# EXERCISE INSTRUCTIONS
Output every entry below word for word, without its pictures.

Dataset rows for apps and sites
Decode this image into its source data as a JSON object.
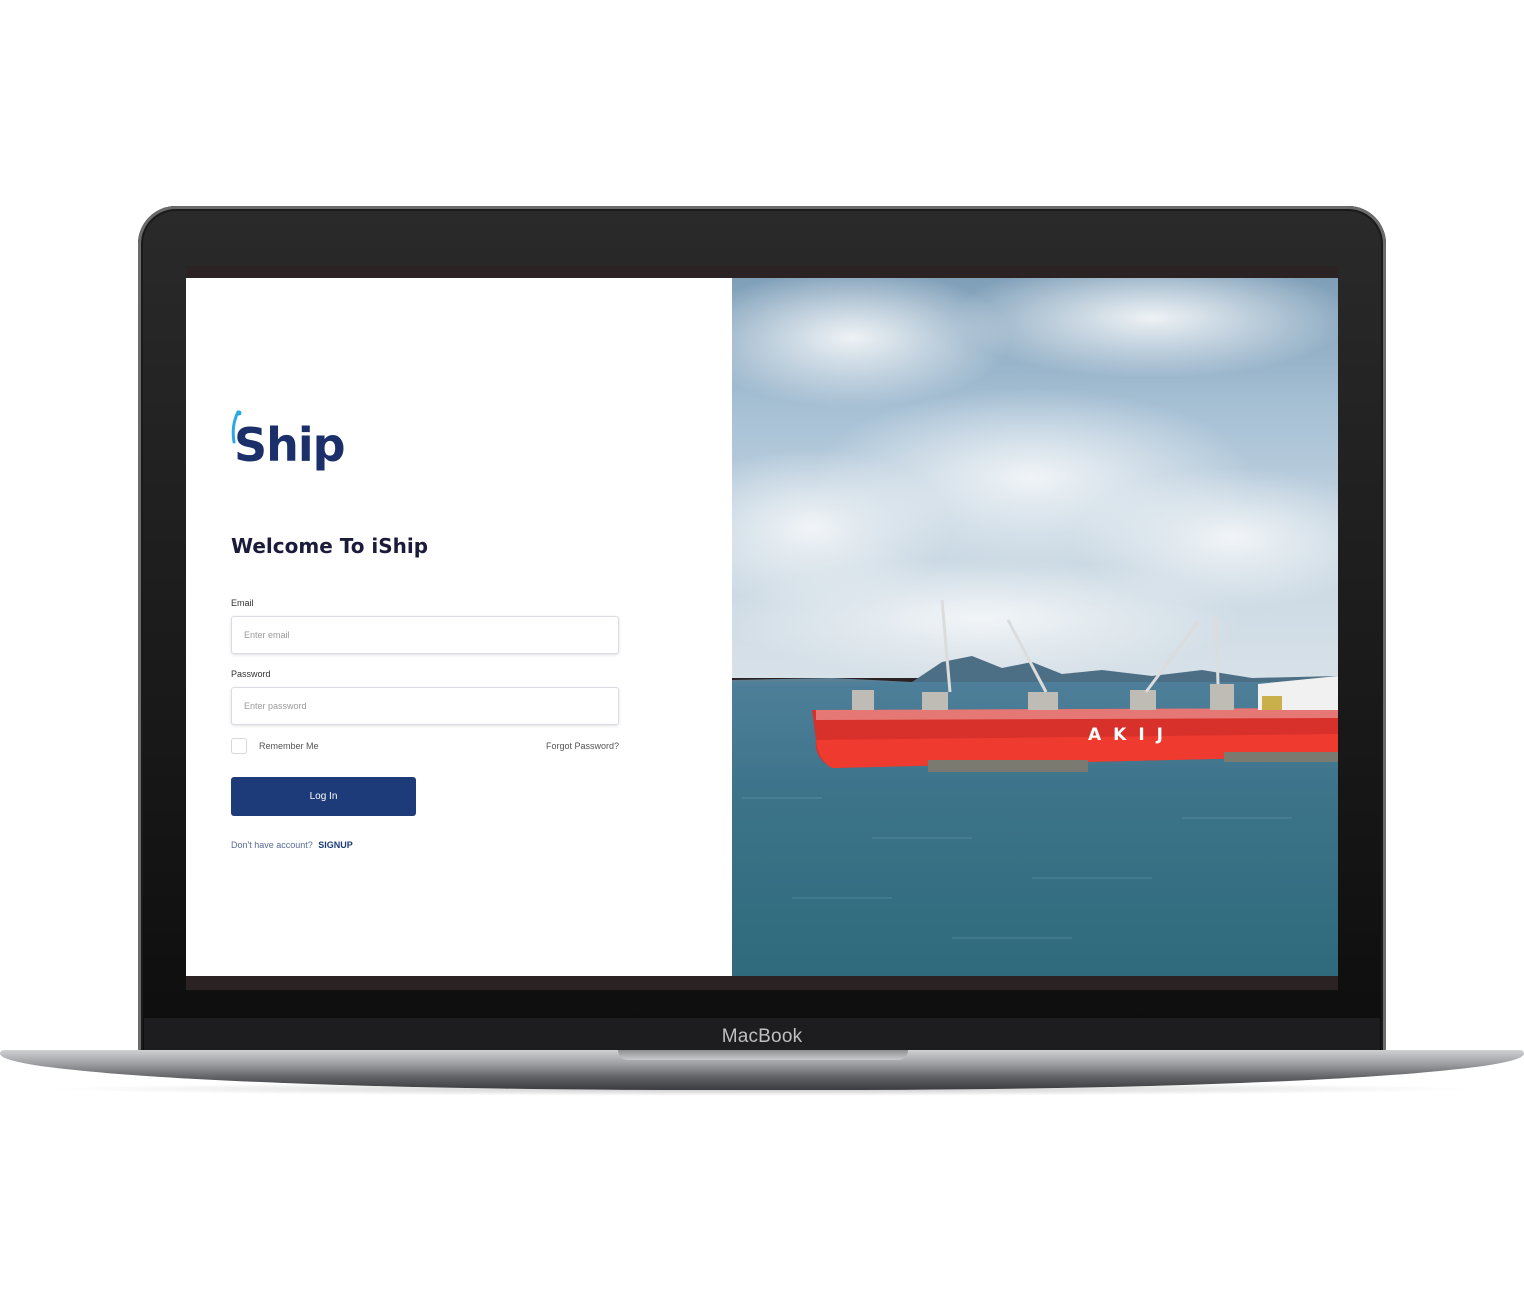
{
  "app": {
    "logo_text": "Ship",
    "welcome_title": "Welcome To iShip"
  },
  "form": {
    "email_label": "Email",
    "email_placeholder": "Enter email",
    "email_value": "",
    "password_label": "Password",
    "password_placeholder": "Enter password",
    "password_value": "",
    "remember_label": "Remember Me",
    "remember_checked": false,
    "forgot_label": "Forgot Password?",
    "login_label": "Log In",
    "signup_prompt": "Don't have account?",
    "signup_label": "SIGNUP"
  },
  "photo": {
    "hull_text": "AKIJ"
  },
  "device": {
    "label": "MacBook"
  },
  "colors": {
    "brand_navy": "#1d3b78",
    "logo_accent": "#29a9e1",
    "hull_red": "#e2312b"
  }
}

# EXPECTED ANSWER
Decode this image into its source data as a JSON object.
{
  "app": {
    "logo_text": "Ship",
    "welcome_title": "Welcome To iShip"
  },
  "form": {
    "email_label": "Email",
    "email_placeholder": "Enter email",
    "email_value": "",
    "password_label": "Password",
    "password_placeholder": "Enter password",
    "password_value": "",
    "remember_label": "Remember Me",
    "remember_checked": false,
    "forgot_label": "Forgot Password?",
    "login_label": "Log In",
    "signup_prompt": "Don't have account?",
    "signup_label": "SIGNUP"
  },
  "photo": {
    "hull_text": "AKIJ"
  },
  "device": {
    "label": "MacBook"
  },
  "colors": {
    "brand_navy": "#1d3b78",
    "logo_accent": "#29a9e1",
    "hull_red": "#e2312b"
  }
}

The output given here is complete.